* [Aim of the task]: Give the lines below again, exactly as they stand, and leave out the images.

++++ Source data

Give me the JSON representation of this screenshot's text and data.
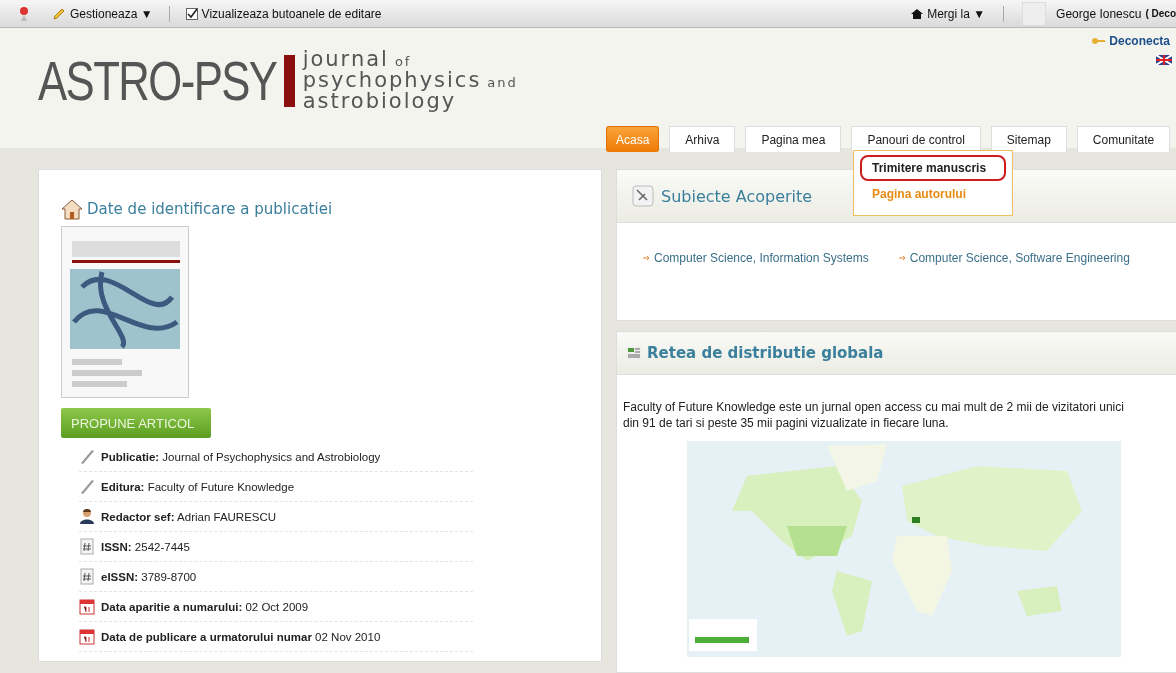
{
  "top_bar": {
    "manage_menu": "Gestioneaza ▼",
    "edit_toggle": {
      "label": "Vizualizeaza butoanele de editare",
      "checked": true
    },
    "goto_menu": "Mergi la ▼",
    "user_name": "George Ionescu",
    "logout_hint": "( Deco"
  },
  "header": {
    "logo_main": "ASTRO-PSY",
    "logo_lines": [
      {
        "text": "journal",
        "suffix": "of"
      },
      {
        "text": "psychophysics",
        "suffix": "and"
      },
      {
        "text": "astrobiology"
      }
    ],
    "logout_link": "Deconecta"
  },
  "nav_tabs": [
    {
      "label": "Acasa",
      "selected": true
    },
    {
      "label": "Arhiva",
      "selected": false
    },
    {
      "label": "Pagina mea",
      "selected": false
    },
    {
      "label": "Panouri de control",
      "selected": false
    },
    {
      "label": "Sitemap",
      "selected": false
    },
    {
      "label": "Comunitate",
      "selected": false
    }
  ],
  "dropdown": {
    "items": [
      {
        "label": "Trimitere manuscris",
        "circled": true,
        "selected": false
      },
      {
        "label": "Pagina autorului",
        "circled": false,
        "selected": true
      }
    ]
  },
  "publication_panel": {
    "title": "Date de identificare a publicatiei",
    "button": "PROPUNE ARTICOL",
    "rows": [
      {
        "kind": "pen",
        "label": "Publicatie:",
        "value": "Journal of Psychophysics and Astrobiology"
      },
      {
        "kind": "pen",
        "label": "Editura:",
        "value": "Faculty of Future Knowledge"
      },
      {
        "kind": "person",
        "label": "Redactor sef:",
        "value": "Adrian FAURESCU"
      },
      {
        "kind": "hash",
        "label": "ISSN:",
        "value": "2542-7445"
      },
      {
        "kind": "hash",
        "label": "eISSN:",
        "value": "3789-8700"
      },
      {
        "kind": "calendar",
        "label": "Data aparitie a numarului:",
        "value": "02 Oct 2009"
      },
      {
        "kind": "calendar",
        "label": "Data de publicare a urmatorului numar",
        "value": "02 Nov 2010"
      }
    ]
  },
  "subjects_panel": {
    "title": "Subiecte Acoperite",
    "links": [
      "Computer Science, Information Systems",
      "Computer Science, Software Engineering"
    ]
  },
  "distribution_panel": {
    "title": "Retea de distributie globala",
    "text": "Faculty of Future Knowledge este un jurnal open access cu mai mult de 2 mii de vizitatori unici din 91 de tari si peste 35 mii pagini vizualizate in fiecare luna."
  }
}
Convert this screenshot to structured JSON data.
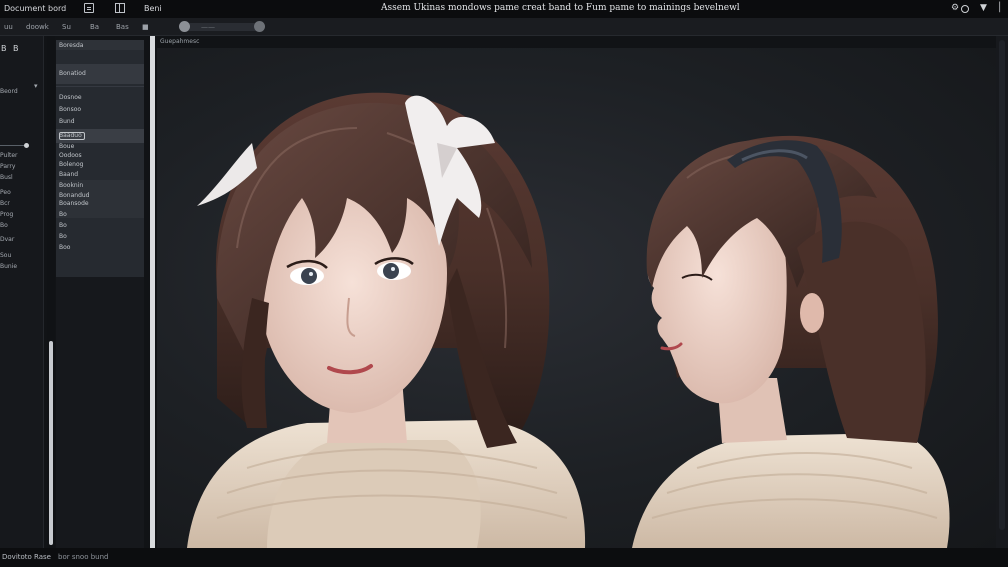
{
  "window": {
    "app_name": "Document bord",
    "menu_label": "Beni",
    "title": "Assem Ukinas mondows pame creat band to Fum pame to mainings bevelnewl"
  },
  "toolbar": {
    "tool1": "uu",
    "tool2": "doowk",
    "tool3": "Su",
    "tool4": "Ba",
    "tool5": "Bas",
    "zoom_label": "——"
  },
  "rail": {
    "top1": "B",
    "top2": "B",
    "items": [
      "Beord",
      "Pulter",
      "Parry",
      "Busl",
      "Peo",
      "Bcr",
      "Prog",
      "Bo",
      "Dvar",
      "Sou",
      "Bunie"
    ]
  },
  "panel": {
    "header": "Boresda",
    "selected": "Bonatiod",
    "items": [
      "Dosnoe",
      "Bonsoo",
      "Bund",
      "Baaduo",
      "Boue",
      "Oodoos",
      "Bolenog",
      "Baand",
      "Booknin",
      "Bonandud",
      "Boansode",
      "Bo",
      "Bo",
      "Bo",
      "Boo"
    ]
  },
  "canvas": {
    "label": "Guepahmesc"
  },
  "status": {
    "left": "Dovitoto Rase",
    "right": "bor snoo bund"
  },
  "colors": {
    "hair": "#4a3029",
    "hair_highlight": "#8a6a60",
    "skin": "#efd6cc",
    "sweater": "#e8d9c8",
    "ribbon": "#f1eeee",
    "headband": "#2a2f38"
  }
}
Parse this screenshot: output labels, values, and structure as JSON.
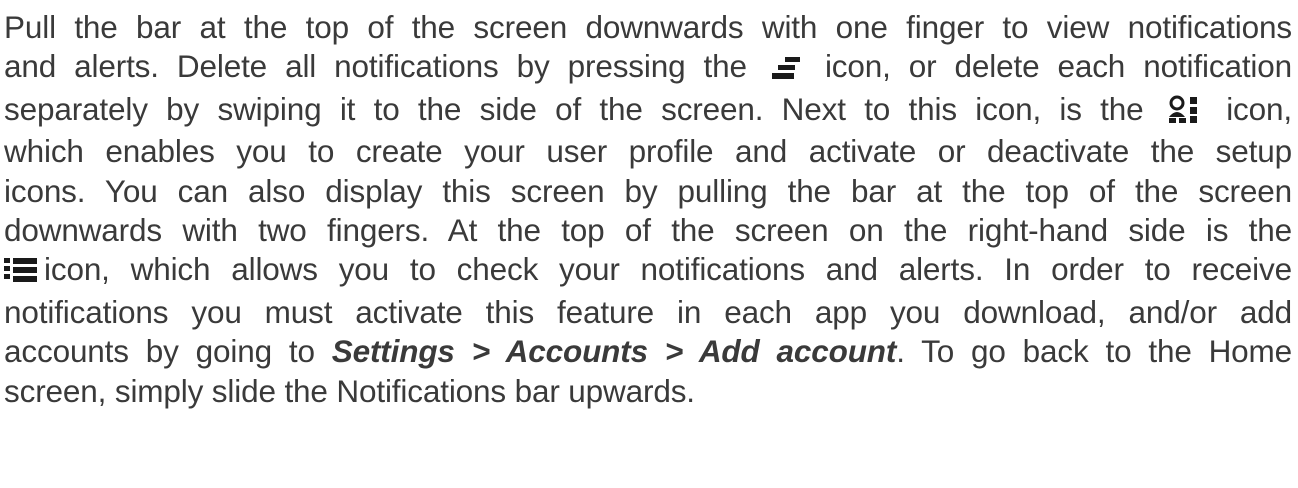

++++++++

* [Task response]:
Give me the JSON representation of this screenshot's text and data.
{
  "top_bar": {
    "manage_menu": "Gestioneaza ▼",
    "edit_toggle": {
      "label": "Vizualizeaza butoanele de editare",
      "checked": true
    },
    "goto_menu": "Mergi la ▼",
    "user_name": "George Ionescu",
    "logout_hint": "( Deco"
  },
  "header": {
    "logo_main": "ASTRO-PSY",
    "logo_lines": [
      {
        "text": "journal",
        "suffix": "of"
      },
      {
        "text": "psychophysics",
        "suffix": "and"
      },
      {
        "text": "astrobiology"
      }
    ],
    "logout_link": "Deconecta"
  },
  "nav_tabs": [
    {
      "label": "Acasa",
      "selected": true
    },
    {
      "label": "Arhiva",
      "selected": false
    },
    {
      "label": "Pagina mea",
      "selected": false
    },
    {
      "label": "Panouri de control",
      "selected": false
    },
    {
      "label": "Sitemap",
      "selected": false
    },
    {
      "label": "Comunitate",
      "selected": false
    }
  ],
  "dropdown": {
    "items": [
      {
        "label": "Trimitere manuscris",
        "circled": true,
        "selected": false
      },
      {
        "label": "Pagina autorului",
        "circled": false,
        "selected": true
      }
    ]
  },
  "publication_panel": {
    "title": "Date de identificare a publicatiei",
    "button": "PROPUNE ARTICOL",
    "rows": [
      {
        "kind": "pen",
        "label": "Publicatie:",
        "value": "Journal of Psychophysics and Astrobiology"
      },
      {
        "kind": "pen",
        "label": "Editura:",
        "value": "Faculty of Future Knowledge"
      },
      {
        "kind": "person",
        "label": "Redactor sef:",
        "value": "Adrian FAURESCU"
      },
      {
        "kind": "hash",
        "label": "ISSN:",
        "value": "2542-7445"
      },
      {
        "kind": "hash",
        "label": "eISSN:",
        "value": "3789-8700"
      },
      {
        "kind": "calendar",
        "label": "Data aparitie a numarului:",
        "value": "02 Oct 2009"
      },
      {
        "kind": "calendar",
        "label": "Data de publicare a urmatorului numar",
        "value": "02 Nov 2010"
      }
    ]
  },
  "subjects_panel": {
    "title": "Subiecte Acoperite",
    "links": [
      "Computer Science, Information Systems",
      "Computer Science, Software Engineering"
    ]
  },
  "distribution_panel": {
    "title": "Retea de distributie globala",
    "text": "Faculty of Future Knowledge este un jurnal open access cu mai mult de 2 mii de vizitatori unici din 91 de tari si peste 35 mii pagini vizualizate in fiecare luna."
  }
}
Convert this screenshot to structured JSON data.
{
  "window": {
    "app_name": "Document bord",
    "menu_label": "Beni",
    "title": "Assem Ukinas mondows pame creat band to Fum pame to mainings bevelnewl"
  },
  "toolbar": {
    "tool1": "uu",
    "tool2": "doowk",
    "tool3": "Su",
    "tool4": "Ba",
    "tool5": "Bas",
    "zoom_label": "——"
  },
  "rail": {
    "top1": "B",
    "top2": "B",
    "items": [
      "Beord",
      "Pulter",
      "Parry",
      "Busl",
      "Peo",
      "Bcr",
      "Prog",
      "Bo",
      "Dvar",
      "Sou",
      "Bunie"
    ]
  },
  "panel": {
    "header": "Boresda",
    "selected": "Bonatiod",
    "items": [
      "Dosnoe",
      "Bonsoo",
      "Bund",
      "Baaduo",
      "Boue",
      "Oodoos",
      "Bolenog",
      "Baand",
      "Booknin",
      "Bonandud",
      "Boansode",
      "Bo",
      "Bo",
      "Bo",
      "Boo"
    ]
  },
  "canvas": {
    "label": "Guepahmesc"
  },
  "status": {
    "left": "Dovitoto Rase",
    "right": "bor snoo bund"
  },
  "colors": {
    "hair": "#4a3029",
    "hair_highlight": "#8a6a60",
    "skin": "#efd6cc",
    "sweater": "#e8d9c8",
    "ribbon": "#f1eeee",
    "headband": "#2a2f38"
  }
}
Parse this screenshot: output labels, values, and structure as JSON.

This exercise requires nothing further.